#### Provided information

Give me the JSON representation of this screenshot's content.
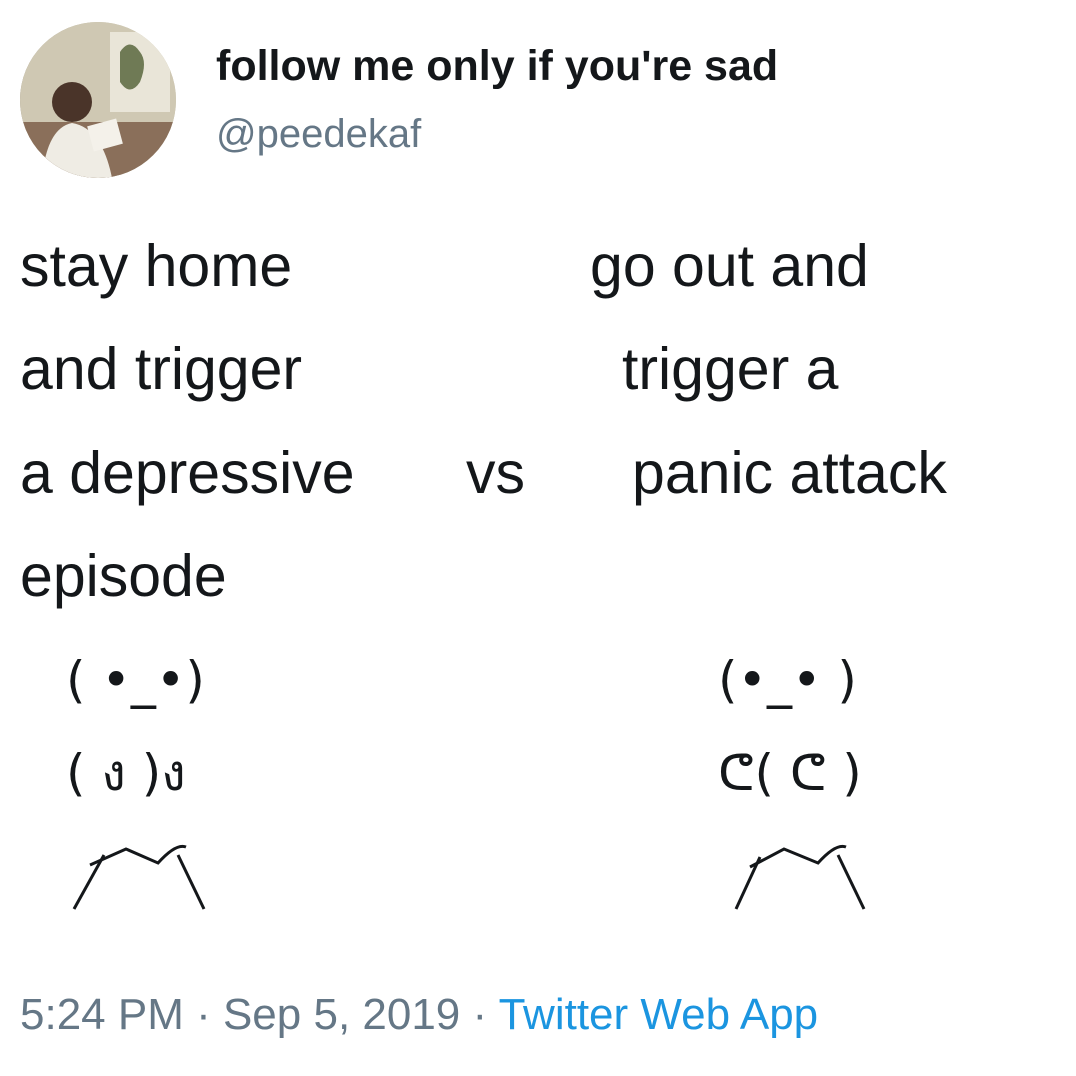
{
  "tweet": {
    "display_name": "follow me only if you're sad",
    "handle": "@peedekaf",
    "left_column": [
      "stay home",
      "and trigger",
      "a depressive",
      "episode"
    ],
    "vs": "vs",
    "right_column": [
      "go out and",
      "trigger a",
      "panic attack"
    ],
    "left_figure": {
      "head": "( •_•)",
      "body": "( ง )ง"
    },
    "right_figure": {
      "head": "(•_• )",
      "body": "ᕦ( ᕦ )"
    },
    "timestamp": "5:24 PM · Sep 5, 2019 · ",
    "source": "Twitter Web App"
  },
  "colors": {
    "text": "#14171a",
    "secondary": "#657786",
    "link": "#1b95e0"
  },
  "icons": {
    "avatar": "profile-photo"
  }
}
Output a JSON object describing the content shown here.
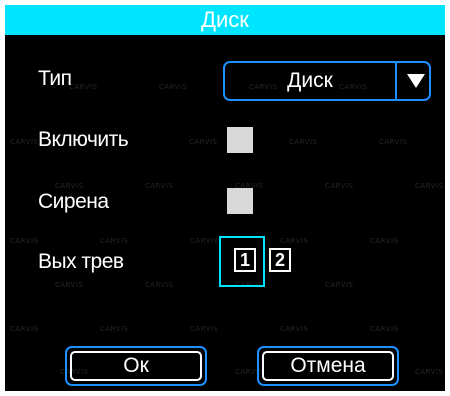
{
  "dialog": {
    "title": "Диск",
    "watermark": "CARVIS",
    "fields": {
      "type": {
        "label": "Тип",
        "value": "Диск",
        "icon": "triangle-down-icon"
      },
      "enable": {
        "label": "Включить",
        "checked": false
      },
      "siren": {
        "label": "Сирена",
        "checked": false
      },
      "alarm_out": {
        "label": "Вых трев",
        "channels": [
          "1",
          "2"
        ]
      }
    },
    "buttons": {
      "ok": "Ок",
      "cancel": "Отмена"
    }
  },
  "colors": {
    "title_bar": "#00e5ff",
    "background": "#000000",
    "focus_border": "#1e90ff",
    "checkbox": "#d9d9d9",
    "text": "#ffffff"
  }
}
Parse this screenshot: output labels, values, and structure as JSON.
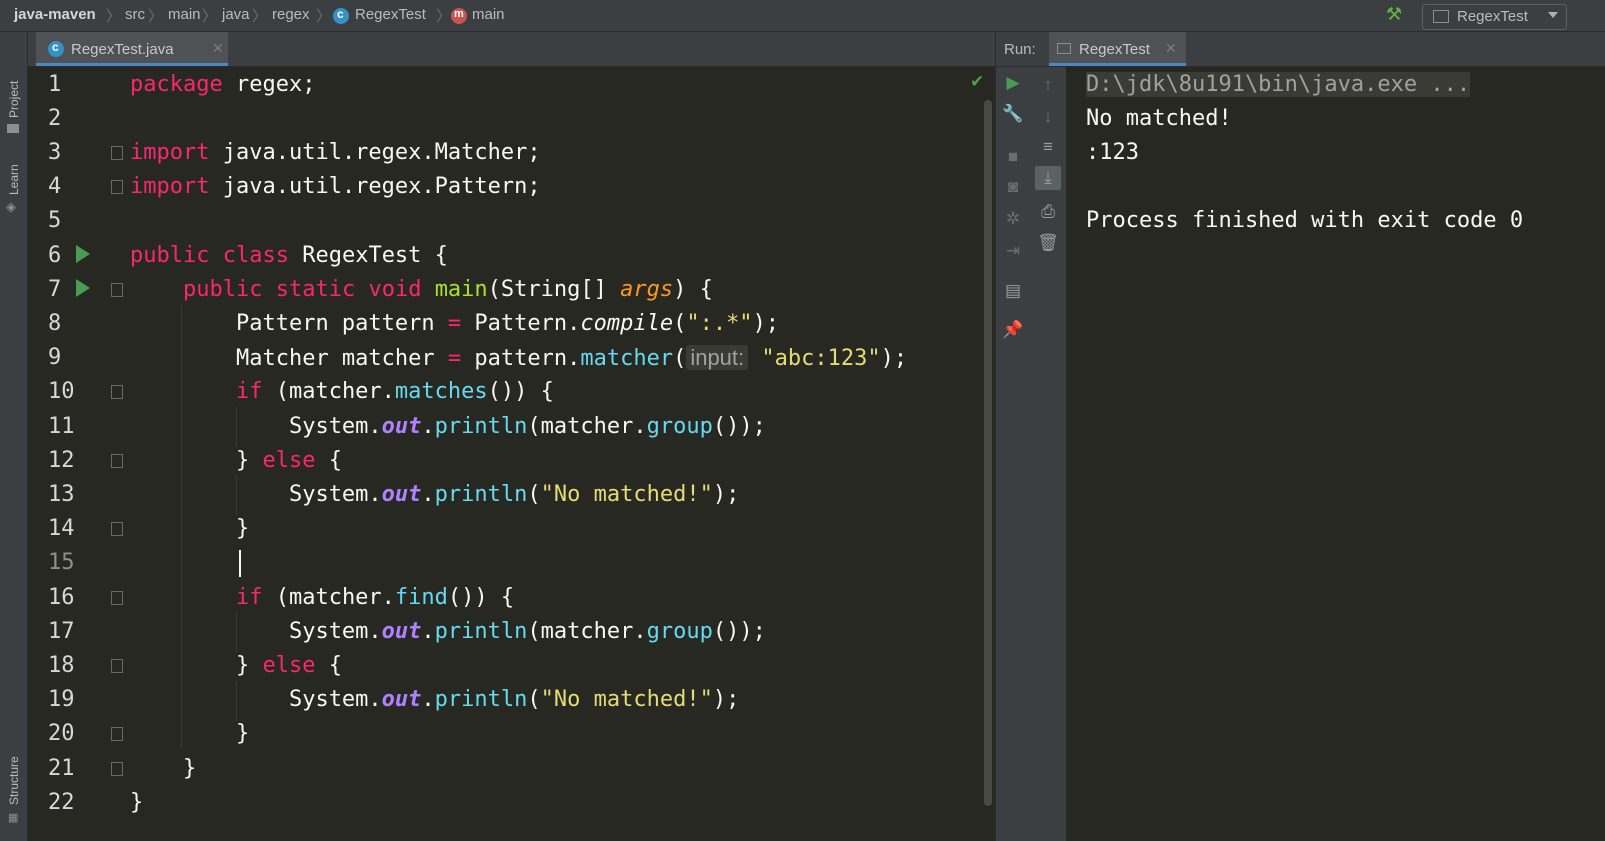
{
  "breadcrumb": {
    "project": "java-maven",
    "items": [
      "src",
      "main",
      "java",
      "regex",
      "RegexTest",
      "main"
    ]
  },
  "run_config": {
    "label": "RegexTest"
  },
  "left_strip": {
    "project_label": "Project",
    "learn_label": "Learn",
    "structure_label": "Structure"
  },
  "editor": {
    "tab_label": "RegexTest.java",
    "line_numbers": [
      "1",
      "2",
      "3",
      "4",
      "5",
      "6",
      "7",
      "8",
      "9",
      "10",
      "11",
      "12",
      "13",
      "14",
      "15",
      "16",
      "17",
      "18",
      "19",
      "20",
      "21",
      "22"
    ],
    "lines": {
      "l1": [
        [
          "kw",
          "package"
        ],
        [
          "",
          "regex;"
        ]
      ],
      "l3": [
        [
          "kw",
          "import"
        ],
        [
          "",
          "java.util.regex.Matcher;"
        ]
      ],
      "l4": [
        [
          "kw",
          "import"
        ],
        [
          "",
          "java.util.regex.Pattern;"
        ]
      ],
      "l6": [
        [
          "kw",
          "public"
        ],
        [
          "kw",
          "class"
        ],
        [
          "",
          "RegexTest {"
        ]
      ],
      "l7": [
        [
          "kw",
          "public"
        ],
        [
          "kw",
          "static"
        ],
        [
          "kw",
          "void"
        ],
        [
          "fn",
          "main"
        ],
        [
          "",
          "(String[] "
        ],
        [
          "param",
          "args"
        ],
        [
          "",
          ") {"
        ]
      ],
      "l8": [
        [
          "",
          "Pattern pattern "
        ],
        [
          "kw",
          "="
        ],
        [
          "",
          " Pattern."
        ],
        [
          "it",
          "compile"
        ],
        [
          "",
          "("
        ],
        [
          "str",
          "\":.*\""
        ],
        [
          "",
          ");"
        ]
      ],
      "l9": [
        [
          "",
          "Matcher matcher "
        ],
        [
          "kw",
          "="
        ],
        [
          "",
          " pattern."
        ],
        [
          "mth",
          "matcher"
        ],
        [
          "",
          "("
        ],
        [
          "hint",
          "input:"
        ],
        [
          "str",
          "\"abc:123\""
        ],
        [
          "",
          ");"
        ]
      ],
      "l10": [
        [
          "kw",
          "if"
        ],
        [
          "",
          " (matcher."
        ],
        [
          "mth",
          "matches"
        ],
        [
          "",
          "()) {"
        ]
      ],
      "l11": [
        [
          "",
          "System."
        ],
        [
          "out",
          "out"
        ],
        [
          "",
          "."
        ],
        [
          "mth",
          "println"
        ],
        [
          "",
          "(matcher."
        ],
        [
          "mth",
          "group"
        ],
        [
          "",
          "());"
        ]
      ],
      "l12": [
        [
          "",
          "} "
        ],
        [
          "kw",
          "else"
        ],
        [
          "",
          " {"
        ]
      ],
      "l13": [
        [
          "",
          "System."
        ],
        [
          "out",
          "out"
        ],
        [
          "",
          "."
        ],
        [
          "mth",
          "println"
        ],
        [
          "",
          "("
        ],
        [
          "str",
          "\"No matched!\""
        ],
        [
          "",
          ");"
        ]
      ],
      "l14": [
        [
          "",
          "}"
        ]
      ],
      "l16": [
        [
          "kw",
          "if"
        ],
        [
          "",
          " (matcher."
        ],
        [
          "mth",
          "find"
        ],
        [
          "",
          "()) {"
        ]
      ],
      "l17": [
        [
          "",
          "System."
        ],
        [
          "out",
          "out"
        ],
        [
          "",
          "."
        ],
        [
          "mth",
          "println"
        ],
        [
          "",
          "(matcher."
        ],
        [
          "mth",
          "group"
        ],
        [
          "",
          "());"
        ]
      ],
      "l18": [
        [
          "",
          "} "
        ],
        [
          "kw",
          "else"
        ],
        [
          "",
          " {"
        ]
      ],
      "l19": [
        [
          "",
          "System."
        ],
        [
          "out",
          "out"
        ],
        [
          "",
          "."
        ],
        [
          "mth",
          "println"
        ],
        [
          "",
          "("
        ],
        [
          "str",
          "\"No matched!\""
        ],
        [
          "",
          ");"
        ]
      ],
      "l20": [
        [
          "",
          "}"
        ]
      ],
      "l21": [
        [
          "",
          "}"
        ]
      ],
      "l22": [
        [
          "",
          "}"
        ]
      ]
    }
  },
  "run_panel": {
    "label": "Run:",
    "tab_label": "RegexTest",
    "console": {
      "command": "D:\\jdk\\8u191\\bin\\java.exe ...",
      "out1": "No matched!",
      "out2": ":123",
      "exit": "Process finished with exit code 0"
    }
  },
  "colors": {
    "keyword": "#f92672",
    "function": "#a6e22e",
    "method": "#66d9ef",
    "string": "#e6db74",
    "static_field": "#ae81ff",
    "parameter": "#fd971f",
    "background": "#272822"
  }
}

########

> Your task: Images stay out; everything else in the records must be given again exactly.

> Worked solution:
Give me the JSON representation of this screenshot's content.
{
  "tweet": {
    "display_name": "follow me only if you're sad",
    "handle": "@peedekaf",
    "left_column": [
      "stay home",
      "and trigger",
      "a depressive",
      "episode"
    ],
    "vs": "vs",
    "right_column": [
      "go out and",
      "trigger a",
      "panic attack"
    ],
    "left_figure": {
      "head": "( •_•)",
      "body": "( ง )ง"
    },
    "right_figure": {
      "head": "(•_• )",
      "body": "ᕦ( ᕦ )"
    },
    "timestamp": "5:24 PM · Sep 5, 2019 · ",
    "source": "Twitter Web App"
  },
  "colors": {
    "text": "#14171a",
    "secondary": "#657786",
    "link": "#1b95e0"
  },
  "icons": {
    "avatar": "profile-photo"
  }
}
Output a JSON object describing the content shown here.
{
  "dialog": {
    "title": "Диск",
    "watermark": "CARVIS",
    "fields": {
      "type": {
        "label": "Тип",
        "value": "Диск",
        "icon": "triangle-down-icon"
      },
      "enable": {
        "label": "Включить",
        "checked": false
      },
      "siren": {
        "label": "Сирена",
        "checked": false
      },
      "alarm_out": {
        "label": "Вых трев",
        "channels": [
          "1",
          "2"
        ]
      }
    },
    "buttons": {
      "ok": "Ок",
      "cancel": "Отмена"
    }
  },
  "colors": {
    "title_bar": "#00e5ff",
    "background": "#000000",
    "focus_border": "#1e90ff",
    "checkbox": "#d9d9d9",
    "text": "#ffffff"
  }
}
Parse this screenshot: output labels, values, and structure as JSON.
{
  "breadcrumb": {
    "project": "java-maven",
    "items": [
      "src",
      "main",
      "java",
      "regex",
      "RegexTest",
      "main"
    ]
  },
  "run_config": {
    "label": "RegexTest"
  },
  "left_strip": {
    "project_label": "Project",
    "learn_label": "Learn",
    "structure_label": "Structure"
  },
  "editor": {
    "tab_label": "RegexTest.java",
    "line_numbers": [
      "1",
      "2",
      "3",
      "4",
      "5",
      "6",
      "7",
      "8",
      "9",
      "10",
      "11",
      "12",
      "13",
      "14",
      "15",
      "16",
      "17",
      "18",
      "19",
      "20",
      "21",
      "22"
    ],
    "lines": {
      "l1": [
        [
          "kw",
          "package"
        ],
        [
          "",
          "regex;"
        ]
      ],
      "l3": [
        [
          "kw",
          "import"
        ],
        [
          "",
          "java.util.regex.Matcher;"
        ]
      ],
      "l4": [
        [
          "kw",
          "import"
        ],
        [
          "",
          "java.util.regex.Pattern;"
        ]
      ],
      "l6": [
        [
          "kw",
          "public"
        ],
        [
          "kw",
          "class"
        ],
        [
          "",
          "RegexTest {"
        ]
      ],
      "l7": [
        [
          "kw",
          "public"
        ],
        [
          "kw",
          "static"
        ],
        [
          "kw",
          "void"
        ],
        [
          "fn",
          "main"
        ],
        [
          "",
          "(String[] "
        ],
        [
          "param",
          "args"
        ],
        [
          "",
          ") {"
        ]
      ],
      "l8": [
        [
          "",
          "Pattern pattern "
        ],
        [
          "kw",
          "="
        ],
        [
          "",
          " Pattern."
        ],
        [
          "it",
          "compile"
        ],
        [
          "",
          "("
        ],
        [
          "str",
          "\":.*\""
        ],
        [
          "",
          ");"
        ]
      ],
      "l9": [
        [
          "",
          "Matcher matcher "
        ],
        [
          "kw",
          "="
        ],
        [
          "",
          " pattern."
        ],
        [
          "mth",
          "matcher"
        ],
        [
          "",
          "("
        ],
        [
          "hint",
          "input:"
        ],
        [
          "str",
          "\"abc:123\""
        ],
        [
          "",
          ");"
        ]
      ],
      "l10": [
        [
          "kw",
          "if"
        ],
        [
          "",
          " (matcher."
        ],
        [
          "mth",
          "matches"
        ],
        [
          "",
          "()) {"
        ]
      ],
      "l11": [
        [
          "",
          "System."
        ],
        [
          "out",
          "out"
        ],
        [
          "",
          "."
        ],
        [
          "mth",
          "println"
        ],
        [
          "",
          "(matcher."
        ],
        [
          "mth",
          "group"
        ],
        [
          "",
          "());"
        ]
      ],
      "l12": [
        [
          "",
          "} "
        ],
        [
          "kw",
          "else"
        ],
        [
          "",
          " {"
        ]
      ],
      "l13": [
        [
          "",
          "System."
        ],
        [
          "out",
          "out"
        ],
        [
          "",
          "."
        ],
        [
          "mth",
          "println"
        ],
        [
          "",
          "("
        ],
        [
          "str",
          "\"No matched!\""
        ],
        [
          "",
          ");"
        ]
      ],
      "l14": [
        [
          "",
          "}"
        ]
      ],
      "l16": [
        [
          "kw",
          "if"
        ],
        [
          "",
          " (matcher."
        ],
        [
          "mth",
          "find"
        ],
        [
          "",
          "()) {"
        ]
      ],
      "l17": [
        [
          "",
          "System."
        ],
        [
          "out",
          "out"
        ],
        [
          "",
          "."
        ],
        [
          "mth",
          "println"
        ],
        [
          "",
          "(matcher."
        ],
        [
          "mth",
          "group"
        ],
        [
          "",
          "());"
        ]
      ],
      "l18": [
        [
          "",
          "} "
        ],
        [
          "kw",
          "else"
        ],
        [
          "",
          " {"
        ]
      ],
      "l19": [
        [
          "",
          "System."
        ],
        [
          "out",
          "out"
        ],
        [
          "",
          "."
        ],
        [
          "mth",
          "println"
        ],
        [
          "",
          "("
        ],
        [
          "str",
          "\"No matched!\""
        ],
        [
          "",
          ");"
        ]
      ],
      "l20": [
        [
          "",
          "}"
        ]
      ],
      "l21": [
        [
          "",
          "}"
        ]
      ],
      "l22": [
        [
          "",
          "}"
        ]
      ]
    }
  },
  "run_panel": {
    "label": "Run:",
    "tab_label": "RegexTest",
    "console": {
      "command": "D:\\jdk\\8u191\\bin\\java.exe ...",
      "out1": "No matched!",
      "out2": ":123",
      "exit": "Process finished with exit code 0"
    }
  },
  "colors": {
    "keyword": "#f92672",
    "function": "#a6e22e",
    "method": "#66d9ef",
    "string": "#e6db74",
    "static_field": "#ae81ff",
    "parameter": "#fd971f",
    "background": "#272822"
  }
}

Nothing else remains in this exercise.